A Sale is Made on Every Call
“…hey look, man, tell me you don't like my firm, tell me you don't like my idea, tell me you don't like my neck tie, but don't tell me you can't put together 2,500 bucks….A sell is made on every call you make. Either you sell the client some stock, or he sells you on a reason he can't. Either way, a sell is made. The only question is: who's gonna’ close? You or him?
- Ben Affleck, “Boiler Room”
One of the biggest challenges about raising assets is that most institutional investors start at “No”.
As most managers know, there an entire multi-point checklist that you need to satisfy, along with a bunch of other pre-conceived notions that require explanation in order to be even considered for investment.
The process necessitates that you punch through a load of “No’s” prior to even being considered for a “Yes”.

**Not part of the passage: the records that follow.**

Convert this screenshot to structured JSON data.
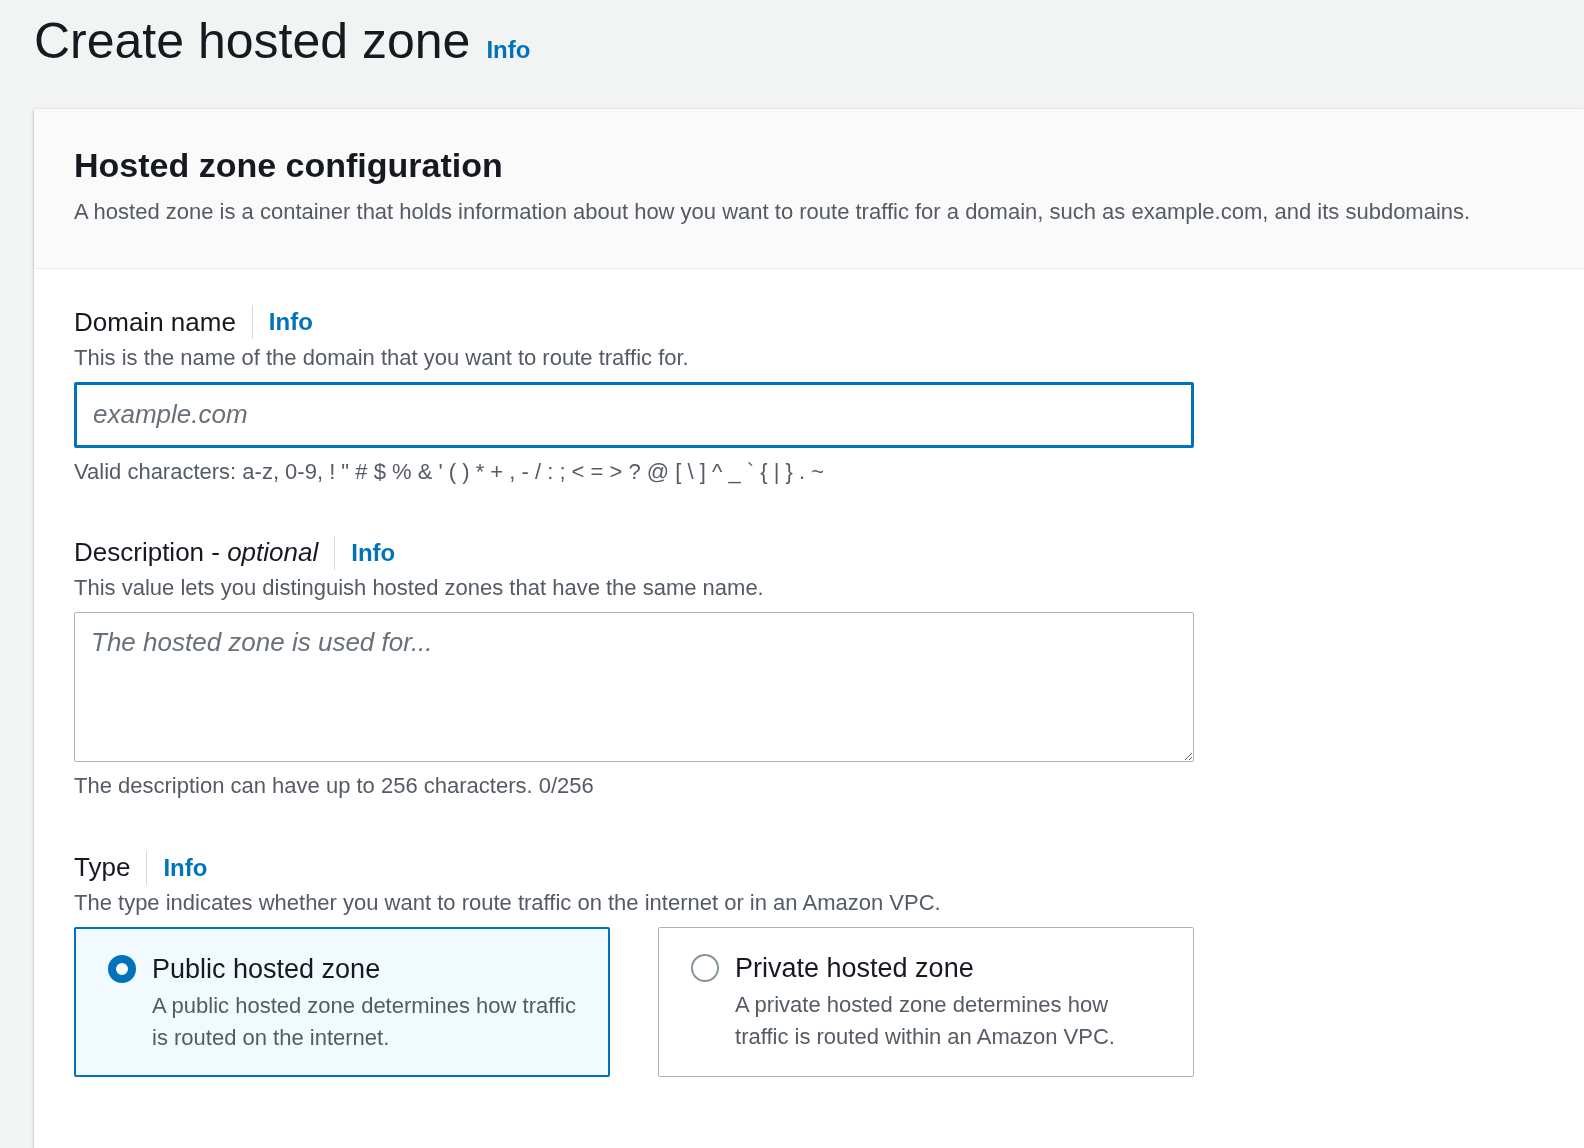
{
  "page": {
    "title": "Create hosted zone",
    "info": "Info"
  },
  "section": {
    "title": "Hosted zone configuration",
    "description": "A hosted zone is a container that holds information about how you want to route traffic for a domain, such as example.com, and its subdomains."
  },
  "fields": [
    {
      "kind": "input",
      "label": "Domain name",
      "info": "Info",
      "description": "This is the name of the domain that you want to route traffic for.",
      "placeholder": "example.com",
      "focused": true,
      "constraint": "Valid characters: a-z, 0-9, ! \" # $ % & ' ( ) * + , - / : ; < = > ? @ [ \\ ] ^ _ ` { | } . ~"
    },
    {
      "kind": "textarea",
      "label": "Description - *optional*",
      "info": "Info",
      "description": "This value lets you distinguish hosted zones that have the same name.",
      "placeholder": "The hosted zone is used for...",
      "focused": false,
      "constraint": "The description can have up to 256 characters. 0/256"
    },
    {
      "kind": "tiles",
      "label": "Type",
      "info": "Info",
      "description": "The type indicates whether you want to route traffic on the internet or in an Amazon VPC.",
      "options": [
        {
          "label": "Public hosted zone",
          "description": "A public hosted zone determines how traffic is routed on the internet.",
          "selected": true
        },
        {
          "label": "Private hosted zone",
          "description": "A private hosted zone determines how traffic is routed within an Amazon VPC.",
          "selected": false
        }
      ]
    }
  ]
}
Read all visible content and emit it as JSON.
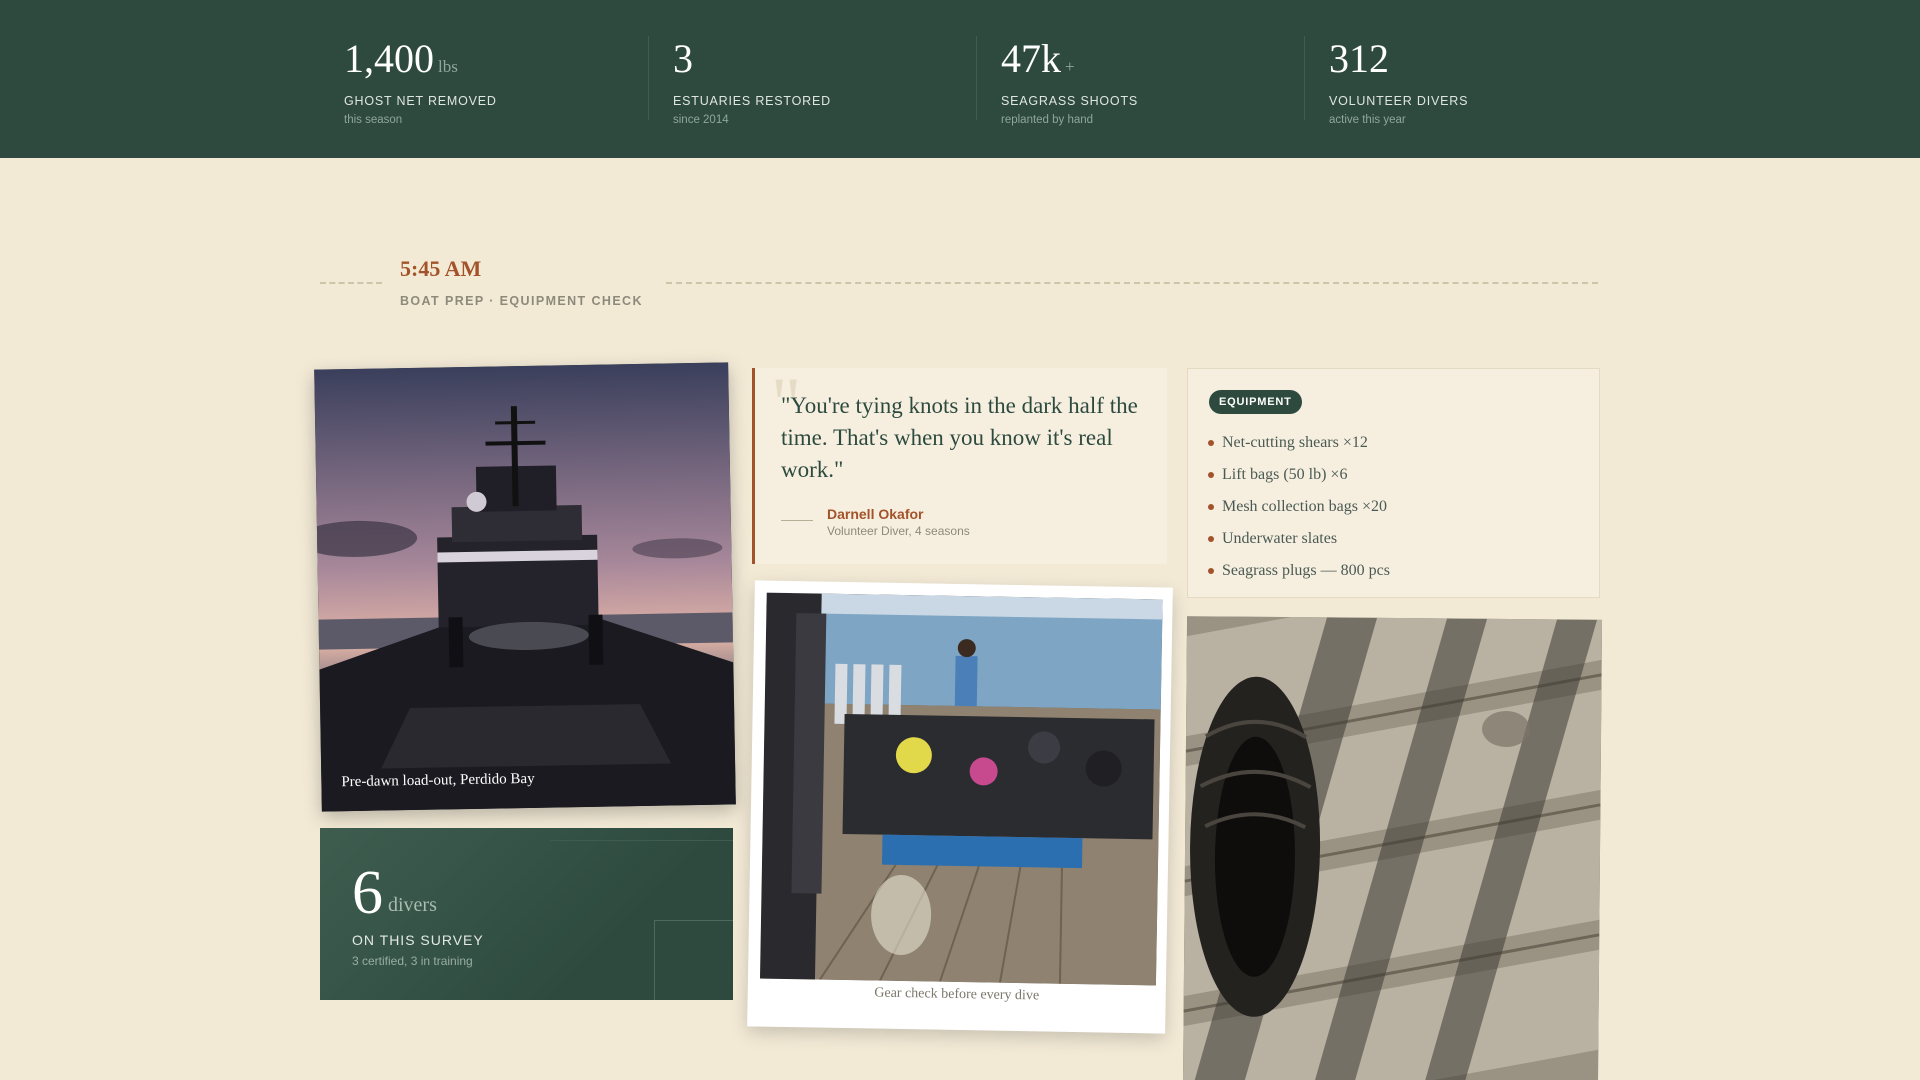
{
  "stats": [
    {
      "value": "1,400",
      "unit": "lbs",
      "label": "GHOST NET REMOVED",
      "sub": "this season"
    },
    {
      "value": "3",
      "unit": "",
      "label": "ESTUARIES RESTORED",
      "sub": "since 2014"
    },
    {
      "value": "47k",
      "unit": "+",
      "label": "SEAGRASS SHOOTS",
      "sub": "replanted by hand"
    },
    {
      "value": "312",
      "unit": "",
      "label": "VOLUNTEER DIVERS",
      "sub": "active this year"
    }
  ],
  "entry": {
    "time": "5:45 AM",
    "subtitle": "BOAT PREP · EQUIPMENT CHECK"
  },
  "photo1": {
    "caption": "Pre-dawn load-out, Perdido Bay",
    "icon": "boat-photo"
  },
  "divers": {
    "count": "6",
    "unit": "divers",
    "label": "ON THIS SURVEY",
    "sub": "3 certified, 3 in training"
  },
  "quote": {
    "mark": "\"",
    "text": "\"You're tying knots in the dark half the time. That's when you know it's real work.\"",
    "name": "Darnell Okafor",
    "role": "Volunteer Diver, 4 seasons"
  },
  "polaroid": {
    "caption": "Gear check before every dive",
    "icon": "dive-gear-photo"
  },
  "equipment": {
    "badge": "EQUIPMENT",
    "items": [
      "Net-cutting shears ×12",
      "Lift bags (50 lb) ×6",
      "Mesh collection bags ×20",
      "Underwater slates",
      "Seagrass plugs — 800 pcs"
    ]
  },
  "photo3": {
    "icon": "sandal-on-boardwalk-photo"
  },
  "colors": {
    "forest": "#2e4a3f",
    "cream": "#f3ead6",
    "rust": "#a3532a"
  }
}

It’s almost like talking to a compliance officer… Approach most compliance officer with something non-textbook and count how long it takes for the word “no” to escape their lips. I have not come across many open-minded folks in that role. Part of it is the position, I get it, – not much upside for them to think out of the box…but part of it is just plain habit.
We ran into this situation recently with a compliance consultant who expressed “serious concerns” about some marketing materials we sent over for review.

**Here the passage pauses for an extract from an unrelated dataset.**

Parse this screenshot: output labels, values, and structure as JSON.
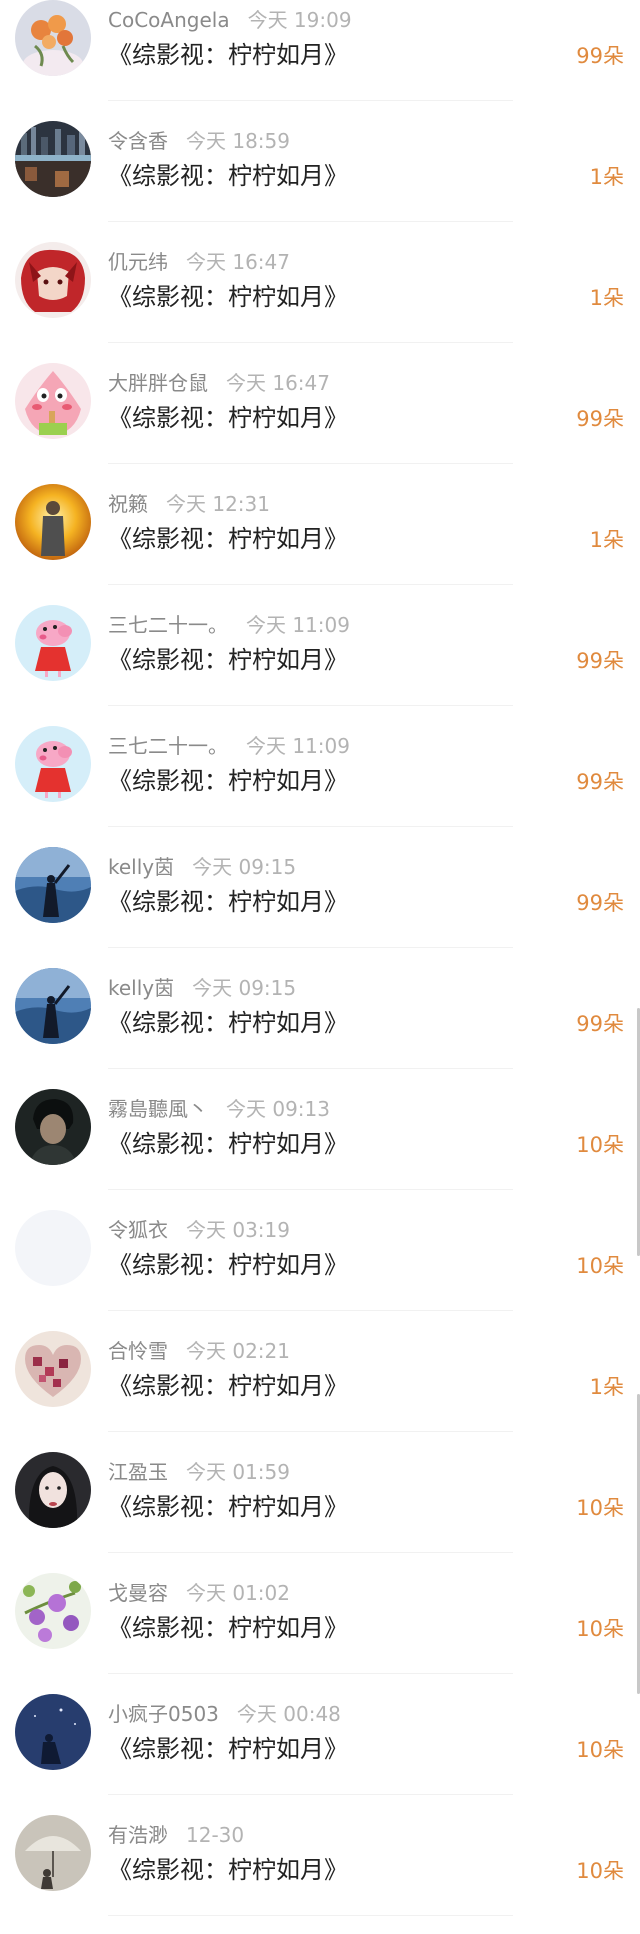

Holy crap – “serious concerns??” Guess we need to make some changes - glad we asked for her opinion.
Turns out the “concern” mostly came down to how we applied one word. After some discussion, we proposed just removing the word from the materials (but leaving the rest). She shrugged it off with a simple, “that will be fine.”

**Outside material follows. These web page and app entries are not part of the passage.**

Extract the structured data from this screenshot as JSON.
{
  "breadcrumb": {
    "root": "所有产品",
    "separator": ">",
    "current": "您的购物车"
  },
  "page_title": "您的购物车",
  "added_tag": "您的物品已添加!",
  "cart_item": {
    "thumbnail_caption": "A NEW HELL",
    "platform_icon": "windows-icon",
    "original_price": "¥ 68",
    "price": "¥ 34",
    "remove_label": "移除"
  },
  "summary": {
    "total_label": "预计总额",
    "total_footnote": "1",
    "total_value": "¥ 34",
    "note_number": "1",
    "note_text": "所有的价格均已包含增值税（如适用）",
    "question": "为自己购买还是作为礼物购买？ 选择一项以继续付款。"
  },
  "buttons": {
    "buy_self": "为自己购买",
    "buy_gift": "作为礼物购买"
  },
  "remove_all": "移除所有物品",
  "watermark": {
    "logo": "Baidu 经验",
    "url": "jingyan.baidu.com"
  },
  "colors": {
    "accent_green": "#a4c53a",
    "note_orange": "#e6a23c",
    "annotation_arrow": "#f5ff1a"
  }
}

So – naturally the question is…why didn’t she just suggest that in the first place? Sure, there is a cynical response about lawyers and hourly rates but the reality is, that is just not how she is trained to think.
Investors are not much different - they have a ridiculous amount of investment choices. It makes sense for them to rely on their process. And an important part of that process is their checklist.
But there is stuff you can do….
Chances are you do have something that they want. Make your one or two differentiators very discernible (‘cause you don’t really have seven). Keep them simple and uncluttered and you have a much higher chance of staying on their radar as you mature. Bury that differentiator in an overwhelming mound of text and it is unlikely they will ever find it - because just like your compliance officer, there is little chance they will go searching.
Ensure that they have everything they need to make a decision when you become “investable” The investment cycle is a long process. If they have a six step process to making an investment – be sure that they are near step six when you finally fulfill their last few requirements. It doesn’t mean they will give you money, but they won’t give you thoughtless excuses either.
The only way to do this is through simple consistency. If you ignore them for two years and then come back to say you met an AUM minimum, you will definitely have to pass “GO” a couple of times ‘til they are ready to pay attention again.
Stop selling and start adding value. Don’t have a reason to stay in front of them? Provide some content. There is something in your investing universe that is of interest to people. Share it.
And to finish off Ben Affleck’s monologue…”Now be relentless.”
By JD David